So, what exactly do you call an initiative that guts the initiative process, anyway?
You can call it “Majority Rules – Let the People Decide,” since it hasn’t yet been given a number.
Here’s what it does, from the text of the initiative:
TO PRESERVE AND PROTECT THE RIGHT OF THE PEOPLE TO FISCAL RESPONSIBILITY THROUGH TRUE MAJORITY RULE, AN INITIATIVE MEASURE THAT ESTABLISHES, IMPOSES OR RAISES A TAX, FEE, OR OTHER REVENUE, OR MANDATES A SPENDING OBLIGATION, WHETHER ON A PRIVATE PERSON, LABOR ORGANIZATION, OTHER PRIVATE LEGAL ENTITY OR THIS STATE SHALL NOT BECOME LAW UNLESS THE MEASURE IS APPROVED BY A MAJORITY OF QUALIFIED ELECTORS THEN REGISTERED TO VOTE IN THIS STATE.
So, in other words, no matter how much an initiative wins by, if the election has a low turnout, forget it. Heck, even with a relatively good turnout, this would be a problem. The turnout in 2006 was 60.4%, which would mean that an initiative would have needed around 85% of the votes cast to pass. Needless to say, none of the initiatives or referenda on the ballot that year would have passed under these circumstances.
I always thought that the term “democracy” was from a Greek phrase meaning “Rule by People Who Bother to Show Up.” This initiative would basically give a veto to people who don’t think it is that important to vote. Heck, it would give a veto to the dead, folks who have moved away and possibly thousands of other un-purged non-voters on our state’s rolls.
The money behind this is interesting. It is backed by $50,000 from the Lincoln Strategy Group, which is the firm of Nathan Sproul. You may remember that he is the one that led the failed “Protect Marriage” effort in 2006, the only such effort to fail nationwide. Maybe he is bitter about the initiative process after that, who knows?
(So, is the firm called “Lincoln” because of their embrace of the policies and ideals of Abraham Lincoln, or is it called that to invoke Charlie Keating’s old company, Lincoln Savings?)
Another source of money is $50,000 from Services Group of America. These guys are led by Tom Stewart, who you may remember was the one who was run out of the state of Washington for selling tainted meat and giving illegal campaign contributions. Of course, he’s now found a home in Arizona funding right wing projects here.
Other contributors on the list include the Beer and Wine Distributors of Arizona. Yes, the usual suspects.

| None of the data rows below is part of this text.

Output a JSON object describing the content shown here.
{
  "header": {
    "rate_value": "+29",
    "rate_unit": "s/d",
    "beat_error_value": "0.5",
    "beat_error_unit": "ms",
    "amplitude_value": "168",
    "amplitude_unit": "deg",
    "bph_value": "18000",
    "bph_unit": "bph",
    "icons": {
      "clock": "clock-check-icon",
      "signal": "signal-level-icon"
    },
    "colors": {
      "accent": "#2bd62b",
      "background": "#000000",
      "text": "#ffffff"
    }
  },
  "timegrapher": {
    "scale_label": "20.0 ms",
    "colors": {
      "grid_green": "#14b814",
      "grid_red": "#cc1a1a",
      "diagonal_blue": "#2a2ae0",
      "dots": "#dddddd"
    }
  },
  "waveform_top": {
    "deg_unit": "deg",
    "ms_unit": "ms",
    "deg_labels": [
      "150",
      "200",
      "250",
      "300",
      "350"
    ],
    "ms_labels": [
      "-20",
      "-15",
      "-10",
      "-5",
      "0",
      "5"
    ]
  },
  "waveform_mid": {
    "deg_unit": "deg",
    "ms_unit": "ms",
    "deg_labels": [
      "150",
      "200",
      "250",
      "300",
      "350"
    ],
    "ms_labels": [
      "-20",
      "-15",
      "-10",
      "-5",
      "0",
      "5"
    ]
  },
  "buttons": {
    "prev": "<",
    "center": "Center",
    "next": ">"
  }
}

The talk I’ve heard is the people behind this initiative are now paying more than $5.00 a signature to get this thing on the ballot. This means that they are far behind, which I am perfectly okay with.
A bit of an addendum here: this invocation of “true majority rule” is reminiscent of a stunt that Governor J. Fife Symington tried to pull a bit more than a decade ago. Several initiatives passed in 1996 that weren’t to the governor’s liking, including a medical marijuana law, and he actually proposed that he could veto them based on the fact that these initiatives didn’t draw a majority of the votes cast (there was a drop off from the top of the ballot) even though there were more yeses than nos. This led to a rather funny exchange at a Democratic convention between the newly elected Sen. George Cunningham, who was giving a legislative report, and Tucson attorney Bill Risner, who was asking him questions from the floor:
Cunningham: The Governor believes that the statute says that an initiative has to get a majority of the votes to pass.
Risner: Senator, only a pinhead would read the statute that way.
Cunningham: Mr. Risner, Governor Symington and the legislative leaders are pinheads.